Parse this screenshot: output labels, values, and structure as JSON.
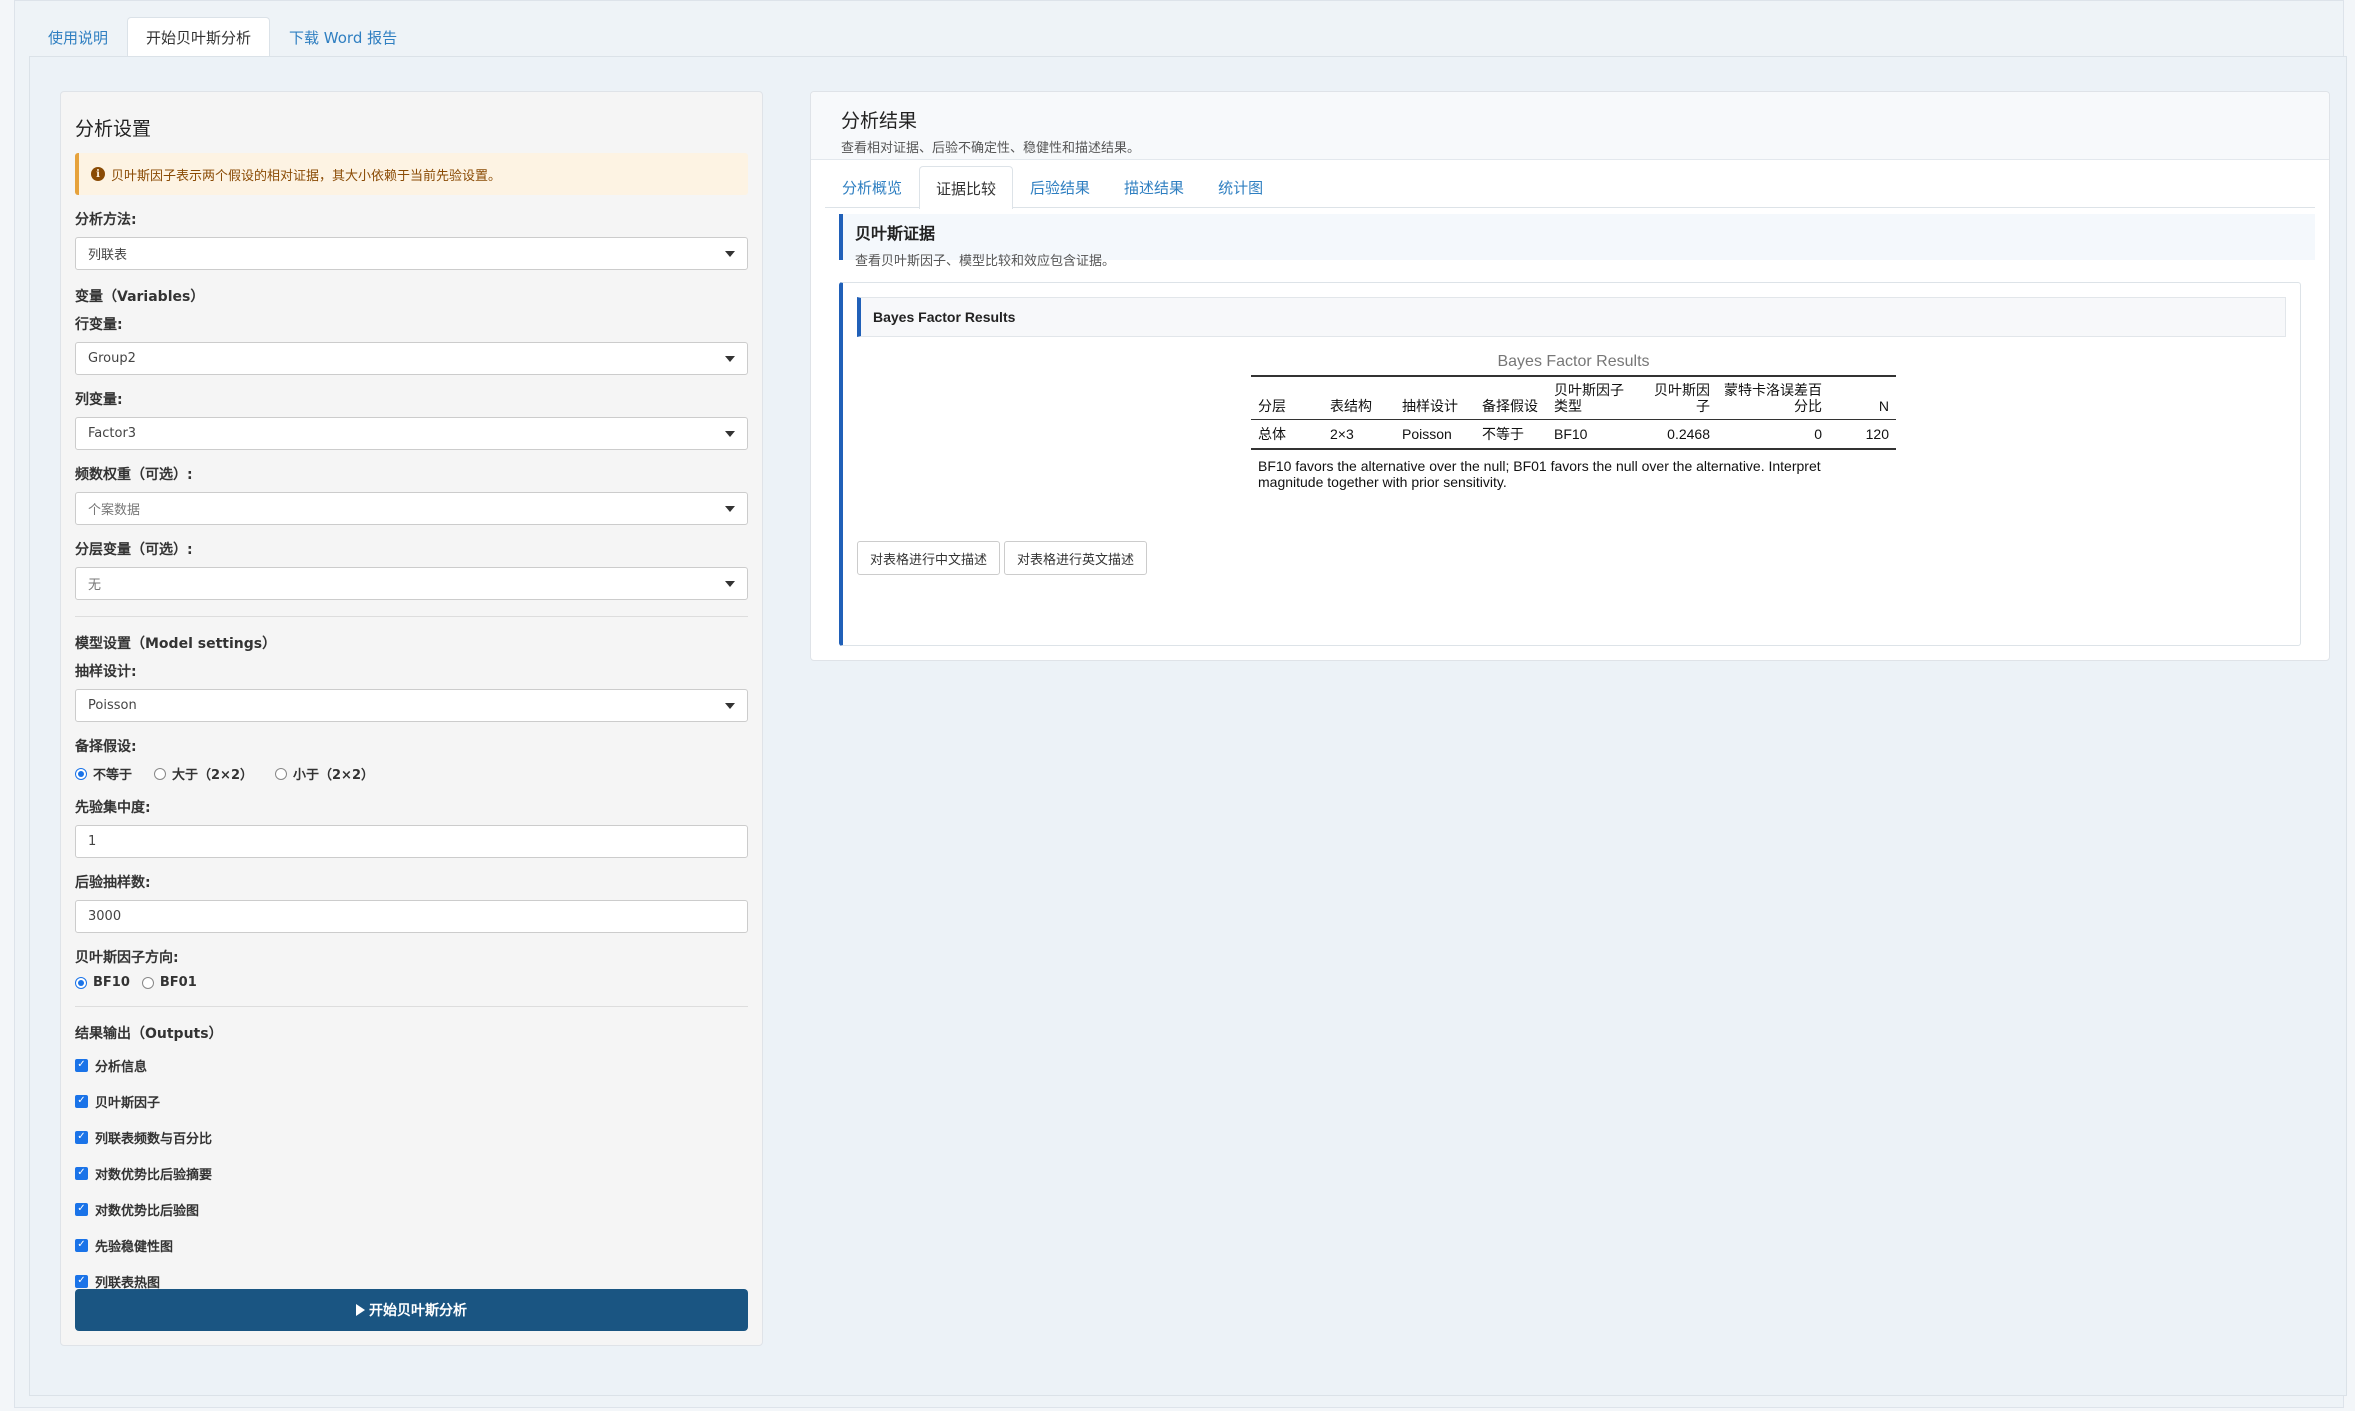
{
  "top_tabs": [
    "使用说明",
    "开始贝叶斯分析",
    "下载 Word 报告"
  ],
  "settings": {
    "title": "分析设置",
    "alert": "贝叶斯因子表示两个假设的相对证据，其大小依赖于当前先验设置。",
    "method_label": "分析方法:",
    "method_value": "列联表",
    "variables_section": "变量（Variables）",
    "row_var_label": "行变量:",
    "row_var_value": "Group2",
    "col_var_label": "列变量:",
    "col_var_value": "Factor3",
    "weight_label": "频数权重（可选）:",
    "weight_value": "个案数据",
    "strata_label": "分层变量（可选）:",
    "strata_value": "无",
    "model_section": "模型设置（Model settings）",
    "sampling_label": "抽样设计:",
    "sampling_value": "Poisson",
    "alt_label": "备择假设:",
    "alt_options": [
      "不等于",
      "大于（2×2）",
      "小于（2×2）"
    ],
    "alt_selected": "不等于",
    "prior_label": "先验集中度:",
    "prior_value": "1",
    "samples_label": "后验抽样数:",
    "samples_value": "3000",
    "bf_dir_label": "贝叶斯因子方向:",
    "bf_dir_options": [
      "BF10",
      "BF01"
    ],
    "bf_dir_selected": "BF10",
    "outputs_section": "结果输出（Outputs）",
    "outputs": [
      "分析信息",
      "贝叶斯因子",
      "列联表频数与百分比",
      "对数优势比后验摘要",
      "对数优势比后验图",
      "先验稳健性图",
      "列联表热图"
    ],
    "run_button": "开始贝叶斯分析"
  },
  "results": {
    "title": "分析结果",
    "subtitle": "查看相对证据、后验不确定性、稳健性和描述结果。",
    "tabs": [
      "分析概览",
      "证据比较",
      "后验结果",
      "描述结果",
      "统计图"
    ],
    "active_tab": "证据比较",
    "evidence_title": "贝叶斯证据",
    "evidence_subtitle": "查看贝叶斯因子、模型比较和效应包含证据。",
    "card_title": "Bayes Factor Results",
    "table": {
      "caption": "Bayes Factor Results",
      "headers": [
        "分层",
        "表结构",
        "抽样设计",
        "备择假设",
        "贝叶斯因子类型",
        "贝叶斯因子",
        "蒙特卡洛误差百分比",
        "N"
      ],
      "rows": [
        [
          "总体",
          "2×3",
          "Poisson",
          "不等于",
          "BF10",
          "0.2468",
          "0",
          "120"
        ]
      ],
      "note": "BF10 favors the alternative over the null; BF01 favors the null over the alternative. Interpret magnitude together with prior sensitivity."
    },
    "btn_cn": "对表格进行中文描述",
    "btn_en": "对表格进行英文描述"
  }
}
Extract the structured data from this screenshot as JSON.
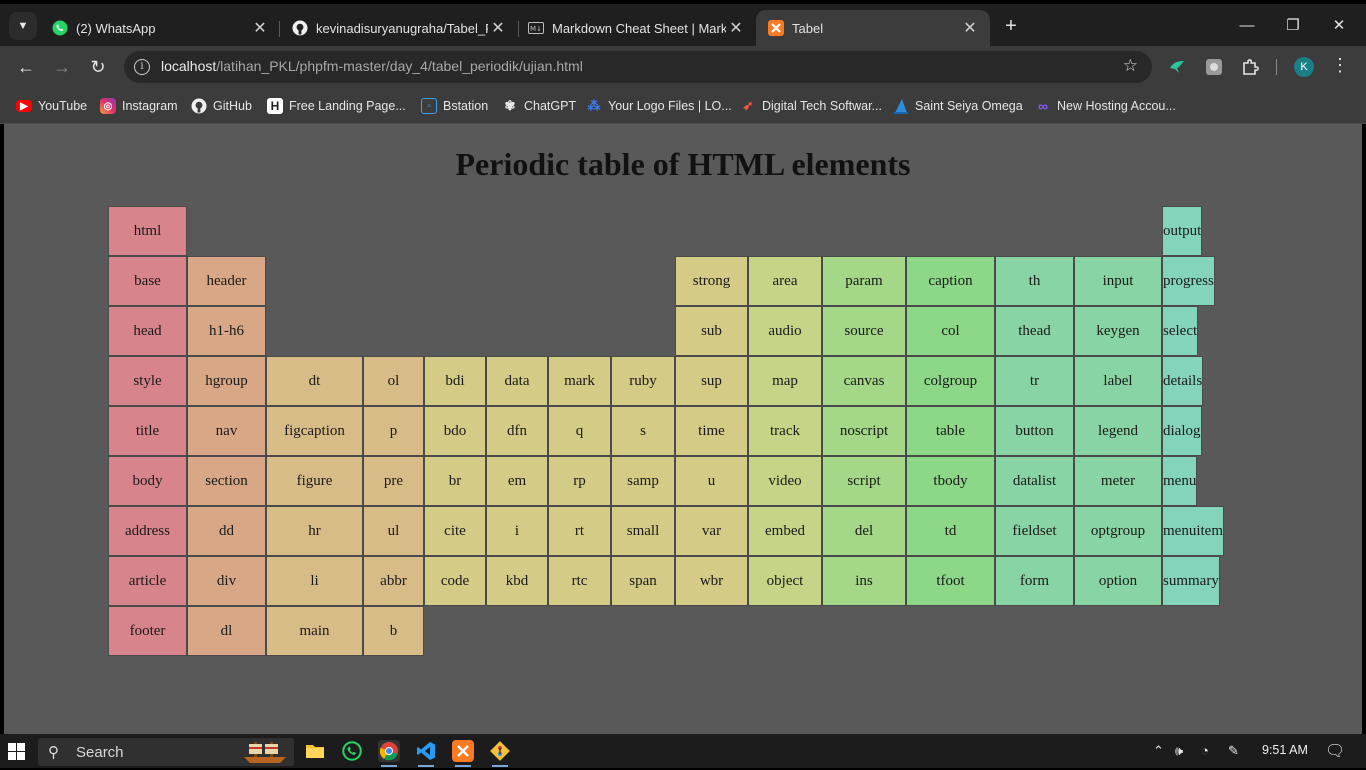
{
  "browser": {
    "tabs": [
      {
        "title": "(2) WhatsApp",
        "icon": "whatsapp-icon",
        "active": false
      },
      {
        "title": "kevinadisuryanugraha/Tabel_Pe",
        "icon": "github-icon",
        "active": false
      },
      {
        "title": "Markdown Cheat Sheet | Markd",
        "icon": "markdown-icon",
        "active": false
      },
      {
        "title": "Tabel",
        "icon": "xampp-icon",
        "active": true
      }
    ],
    "url_host": "localhost",
    "url_path": "/latihan_PKL/phpfm-master/day_4/tabel_periodik/ujian.html",
    "profile_initial": "K",
    "bookmarks": [
      {
        "label": "YouTube",
        "icon": "youtube-icon"
      },
      {
        "label": "Instagram",
        "icon": "instagram-icon"
      },
      {
        "label": "GitHub",
        "icon": "github-icon"
      },
      {
        "label": "Free Landing Page...",
        "icon": "h-icon"
      },
      {
        "label": "Bstation",
        "icon": "bstation-icon"
      },
      {
        "label": "ChatGPT",
        "icon": "chatgpt-icon"
      },
      {
        "label": "Your Logo Files | LO...",
        "icon": "logo-files-icon"
      },
      {
        "label": "Digital Tech Softwar...",
        "icon": "rocket-icon"
      },
      {
        "label": "Saint Seiya Omega",
        "icon": "sail-icon"
      },
      {
        "label": "New Hosting Accou...",
        "icon": "infinity-icon"
      }
    ]
  },
  "page": {
    "title": "Periodic table of HTML elements",
    "elements": [
      {
        "label": "html",
        "col": 0,
        "row": 0
      },
      {
        "label": "output",
        "col": 13,
        "row": 0
      },
      {
        "label": "base",
        "col": 0,
        "row": 1
      },
      {
        "label": "header",
        "col": 1,
        "row": 1
      },
      {
        "label": "strong",
        "col": 8,
        "row": 1
      },
      {
        "label": "area",
        "col": 9,
        "row": 1
      },
      {
        "label": "param",
        "col": 10,
        "row": 1
      },
      {
        "label": "caption",
        "col": 11,
        "row": 1
      },
      {
        "label": "th",
        "col": 12,
        "row": 1
      },
      {
        "label": "input",
        "col": 12.5,
        "row": 1
      },
      {
        "label": "progress",
        "col": 13,
        "row": 1
      },
      {
        "label": "head",
        "col": 0,
        "row": 2
      },
      {
        "label": "h1-h6",
        "col": 1,
        "row": 2
      },
      {
        "label": "sub",
        "col": 8,
        "row": 2
      },
      {
        "label": "audio",
        "col": 9,
        "row": 2
      },
      {
        "label": "source",
        "col": 10,
        "row": 2
      },
      {
        "label": "col",
        "col": 11,
        "row": 2
      },
      {
        "label": "thead",
        "col": 12,
        "row": 2
      },
      {
        "label": "keygen",
        "col": 12.5,
        "row": 2
      },
      {
        "label": "select",
        "col": 13,
        "row": 2
      },
      {
        "label": "style",
        "col": 0,
        "row": 3
      },
      {
        "label": "hgroup",
        "col": 1,
        "row": 3
      },
      {
        "label": "dt",
        "col": 2,
        "row": 3
      },
      {
        "label": "ol",
        "col": 3,
        "row": 3
      },
      {
        "label": "bdi",
        "col": 4,
        "row": 3
      },
      {
        "label": "data",
        "col": 5,
        "row": 3
      },
      {
        "label": "mark",
        "col": 6,
        "row": 3
      },
      {
        "label": "ruby",
        "col": 7,
        "row": 3
      },
      {
        "label": "sup",
        "col": 8,
        "row": 3
      },
      {
        "label": "map",
        "col": 9,
        "row": 3
      },
      {
        "label": "canvas",
        "col": 10,
        "row": 3
      },
      {
        "label": "colgroup",
        "col": 11,
        "row": 3
      },
      {
        "label": "tr",
        "col": 12,
        "row": 3
      },
      {
        "label": "label",
        "col": 12.5,
        "row": 3
      },
      {
        "label": "details",
        "col": 13,
        "row": 3
      },
      {
        "label": "title",
        "col": 0,
        "row": 4
      },
      {
        "label": "nav",
        "col": 1,
        "row": 4
      },
      {
        "label": "figcaption",
        "col": 2,
        "row": 4
      },
      {
        "label": "p",
        "col": 3,
        "row": 4
      },
      {
        "label": "bdo",
        "col": 4,
        "row": 4
      },
      {
        "label": "dfn",
        "col": 5,
        "row": 4
      },
      {
        "label": "q",
        "col": 6,
        "row": 4
      },
      {
        "label": "s",
        "col": 7,
        "row": 4
      },
      {
        "label": "time",
        "col": 8,
        "row": 4
      },
      {
        "label": "track",
        "col": 9,
        "row": 4
      },
      {
        "label": "noscript",
        "col": 10,
        "row": 4
      },
      {
        "label": "table",
        "col": 11,
        "row": 4
      },
      {
        "label": "button",
        "col": 12,
        "row": 4
      },
      {
        "label": "legend",
        "col": 12.5,
        "row": 4
      },
      {
        "label": "dialog",
        "col": 13,
        "row": 4
      },
      {
        "label": "body",
        "col": 0,
        "row": 5
      },
      {
        "label": "section",
        "col": 1,
        "row": 5
      },
      {
        "label": "figure",
        "col": 2,
        "row": 5
      },
      {
        "label": "pre",
        "col": 3,
        "row": 5
      },
      {
        "label": "br",
        "col": 4,
        "row": 5
      },
      {
        "label": "em",
        "col": 5,
        "row": 5
      },
      {
        "label": "rp",
        "col": 6,
        "row": 5
      },
      {
        "label": "samp",
        "col": 7,
        "row": 5
      },
      {
        "label": "u",
        "col": 8,
        "row": 5
      },
      {
        "label": "video",
        "col": 9,
        "row": 5
      },
      {
        "label": "script",
        "col": 10,
        "row": 5
      },
      {
        "label": "tbody",
        "col": 11,
        "row": 5
      },
      {
        "label": "datalist",
        "col": 12,
        "row": 5
      },
      {
        "label": "meter",
        "col": 12.5,
        "row": 5
      },
      {
        "label": "menu",
        "col": 13,
        "row": 5
      },
      {
        "label": "address",
        "col": 0,
        "row": 6
      },
      {
        "label": "dd",
        "col": 1,
        "row": 6
      },
      {
        "label": "hr",
        "col": 2,
        "row": 6
      },
      {
        "label": "ul",
        "col": 3,
        "row": 6
      },
      {
        "label": "cite",
        "col": 4,
        "row": 6
      },
      {
        "label": "i",
        "col": 5,
        "row": 6
      },
      {
        "label": "rt",
        "col": 6,
        "row": 6
      },
      {
        "label": "small",
        "col": 7,
        "row": 6
      },
      {
        "label": "var",
        "col": 8,
        "row": 6
      },
      {
        "label": "embed",
        "col": 9,
        "row": 6
      },
      {
        "label": "del",
        "col": 10,
        "row": 6
      },
      {
        "label": "td",
        "col": 11,
        "row": 6
      },
      {
        "label": "fieldset",
        "col": 12,
        "row": 6
      },
      {
        "label": "optgroup",
        "col": 12.5,
        "row": 6
      },
      {
        "label": "menuitem",
        "col": 13,
        "row": 6
      },
      {
        "label": "article",
        "col": 0,
        "row": 7
      },
      {
        "label": "div",
        "col": 1,
        "row": 7
      },
      {
        "label": "li",
        "col": 2,
        "row": 7
      },
      {
        "label": "abbr",
        "col": 3,
        "row": 7
      },
      {
        "label": "code",
        "col": 4,
        "row": 7
      },
      {
        "label": "kbd",
        "col": 5,
        "row": 7
      },
      {
        "label": "rtc",
        "col": 6,
        "row": 7
      },
      {
        "label": "span",
        "col": 7,
        "row": 7
      },
      {
        "label": "wbr",
        "col": 8,
        "row": 7
      },
      {
        "label": "object",
        "col": 9,
        "row": 7
      },
      {
        "label": "ins",
        "col": 10,
        "row": 7
      },
      {
        "label": "tfoot",
        "col": 11,
        "row": 7
      },
      {
        "label": "form",
        "col": 12,
        "row": 7
      },
      {
        "label": "option",
        "col": 12.5,
        "row": 7
      },
      {
        "label": "summary",
        "col": 13,
        "row": 7
      },
      {
        "label": "footer",
        "col": 0,
        "row": 8
      },
      {
        "label": "dl",
        "col": 1,
        "row": 8
      },
      {
        "label": "main",
        "col": 2,
        "row": 8
      },
      {
        "label": "b",
        "col": 3,
        "row": 8
      }
    ]
  },
  "taskbar": {
    "search_label": "Search",
    "time": "9:51 AM",
    "apps": [
      "file-explorer-icon",
      "whatsapp-icon",
      "chrome-icon",
      "vscode-icon",
      "xampp-icon",
      "git-icon"
    ]
  },
  "colors": {
    "page_bg": "#595959",
    "cell_border": "#4a4a4a",
    "cell_colors": [
      "#d8848c",
      "#d8a886",
      "#d8bc88",
      "#d4cb86",
      "#c6d488",
      "#a4d888",
      "#8cd888",
      "#88d4a4",
      "#84d4bc"
    ]
  }
}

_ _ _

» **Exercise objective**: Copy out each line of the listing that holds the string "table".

» **Answer to this problem**:
    "table": {
    "title": "Periodic table of HTML elements",
        "label": "table",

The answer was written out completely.